@kerensa: I’m not European (Kiwi with an American FI), but I figured I’d respond, as our system is more similar to Europe than the US, although there are definately areas in which ,we are closer to the US and, like any country, areas that can be improved on. Disclaimer: I haven’t actually lived in NZ for 2 1/2 years, and won’t be living there in the forseeable future, so things may be out of date. Here in Japan my situation is odd, so not worth commenting on.
A quick google search states that in NZ the top tax bracket is 33%, for any money earned over $70K New Zealand (about 55K US). The brackets below that are 30% (over 48K NZ), 17.5% (over 14K) and 10.5% (under 14K). GST (sales tax) is 15%. We don’t have a federal/ state system, because the whole country is smaller than a number of your states. Compared with the US, the minimum wage is higher, but the average wage is lower.
For this there is universal healthcare (we have to pay a small amount for a GP visit, and have an optional private system. All prescriptions are $5NZ ($4US approx) and all in hospital care is free), 20 hours per week free childcare for over 3s, in centres with mostly bachelor degree qualified teachers, 14 weeks paid maternity (fairly low amount though, around minimum wage if I remember), subsidised univerisity education, interest free student loans (so long as you are in NZ) and a student living allowance if you meet specific criteria that I never met. The pension is also paid out of taxes, but there is a new savings scheme in place, so it may be different in the future.

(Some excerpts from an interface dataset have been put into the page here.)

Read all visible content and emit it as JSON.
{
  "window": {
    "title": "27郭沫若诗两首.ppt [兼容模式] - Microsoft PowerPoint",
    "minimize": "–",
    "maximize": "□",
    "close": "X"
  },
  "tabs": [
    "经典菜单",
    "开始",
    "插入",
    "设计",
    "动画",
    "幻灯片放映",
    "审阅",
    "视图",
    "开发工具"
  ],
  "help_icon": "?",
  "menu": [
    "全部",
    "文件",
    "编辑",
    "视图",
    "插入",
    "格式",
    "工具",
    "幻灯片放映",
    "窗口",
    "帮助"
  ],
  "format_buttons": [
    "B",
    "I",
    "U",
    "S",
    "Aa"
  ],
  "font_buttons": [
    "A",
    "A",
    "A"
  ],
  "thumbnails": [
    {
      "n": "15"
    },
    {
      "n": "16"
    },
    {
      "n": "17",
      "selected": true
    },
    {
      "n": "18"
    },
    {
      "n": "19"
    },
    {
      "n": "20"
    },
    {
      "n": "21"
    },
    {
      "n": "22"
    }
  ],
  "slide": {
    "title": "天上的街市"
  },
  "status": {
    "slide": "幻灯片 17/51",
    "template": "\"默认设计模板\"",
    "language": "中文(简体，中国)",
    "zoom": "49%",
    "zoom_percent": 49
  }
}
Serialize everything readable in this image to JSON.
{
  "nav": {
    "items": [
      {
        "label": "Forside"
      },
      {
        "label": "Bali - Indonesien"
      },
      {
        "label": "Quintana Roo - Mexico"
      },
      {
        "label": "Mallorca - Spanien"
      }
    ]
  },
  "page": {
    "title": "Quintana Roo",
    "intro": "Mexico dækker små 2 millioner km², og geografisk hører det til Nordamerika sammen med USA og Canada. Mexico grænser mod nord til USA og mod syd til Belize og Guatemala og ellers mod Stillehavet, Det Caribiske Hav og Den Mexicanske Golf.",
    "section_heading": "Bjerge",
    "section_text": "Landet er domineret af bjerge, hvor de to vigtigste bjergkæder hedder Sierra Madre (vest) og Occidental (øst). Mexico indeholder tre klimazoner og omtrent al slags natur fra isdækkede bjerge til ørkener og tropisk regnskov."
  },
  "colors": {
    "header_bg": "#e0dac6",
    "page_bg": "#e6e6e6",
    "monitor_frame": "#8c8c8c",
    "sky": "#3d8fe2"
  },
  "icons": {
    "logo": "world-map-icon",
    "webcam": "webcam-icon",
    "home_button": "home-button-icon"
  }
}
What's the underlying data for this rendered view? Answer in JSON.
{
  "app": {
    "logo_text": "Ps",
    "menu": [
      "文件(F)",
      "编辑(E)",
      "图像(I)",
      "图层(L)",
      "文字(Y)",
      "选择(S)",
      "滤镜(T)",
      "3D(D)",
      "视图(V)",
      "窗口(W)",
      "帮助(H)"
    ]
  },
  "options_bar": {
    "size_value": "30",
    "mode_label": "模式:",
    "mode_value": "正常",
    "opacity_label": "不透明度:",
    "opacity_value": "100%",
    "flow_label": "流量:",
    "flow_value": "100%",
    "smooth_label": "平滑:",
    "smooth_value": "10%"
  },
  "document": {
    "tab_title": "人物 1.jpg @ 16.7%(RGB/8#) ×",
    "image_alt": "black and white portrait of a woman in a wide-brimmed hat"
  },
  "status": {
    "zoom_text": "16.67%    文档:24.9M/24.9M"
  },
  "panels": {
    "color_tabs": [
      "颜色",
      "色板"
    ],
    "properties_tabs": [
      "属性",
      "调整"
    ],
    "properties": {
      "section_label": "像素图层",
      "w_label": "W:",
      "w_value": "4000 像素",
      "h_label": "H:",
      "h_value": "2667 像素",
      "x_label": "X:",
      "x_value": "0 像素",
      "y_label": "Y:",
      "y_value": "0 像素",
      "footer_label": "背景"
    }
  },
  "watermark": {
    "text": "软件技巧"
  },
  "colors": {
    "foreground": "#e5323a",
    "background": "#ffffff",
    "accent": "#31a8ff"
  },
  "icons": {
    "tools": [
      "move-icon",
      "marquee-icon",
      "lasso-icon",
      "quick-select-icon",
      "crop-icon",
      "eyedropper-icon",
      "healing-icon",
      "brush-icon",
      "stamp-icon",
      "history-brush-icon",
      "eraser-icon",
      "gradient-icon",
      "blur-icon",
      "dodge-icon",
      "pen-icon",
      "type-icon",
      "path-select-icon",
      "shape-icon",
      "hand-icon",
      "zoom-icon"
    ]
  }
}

As a law there must be 4 weeks paid holidays, 11? public holidays if they fall on a work day (if you work on one you get paid time and a half, and get to take a different, paid day off), and the option of having one year off for maternity leave.
There are some things NZ doesn’t pay for with taxes that the US does. NZ doesn’t have the food or oil subsidies the US has, and as a result these are VERY expensive. There are no mortgage interest tax credits in NZ, to my knowledge. The armed forces are also much, much smaller.
Neither country is perfect, but it is interesting to see what your tax “buys” in different countries!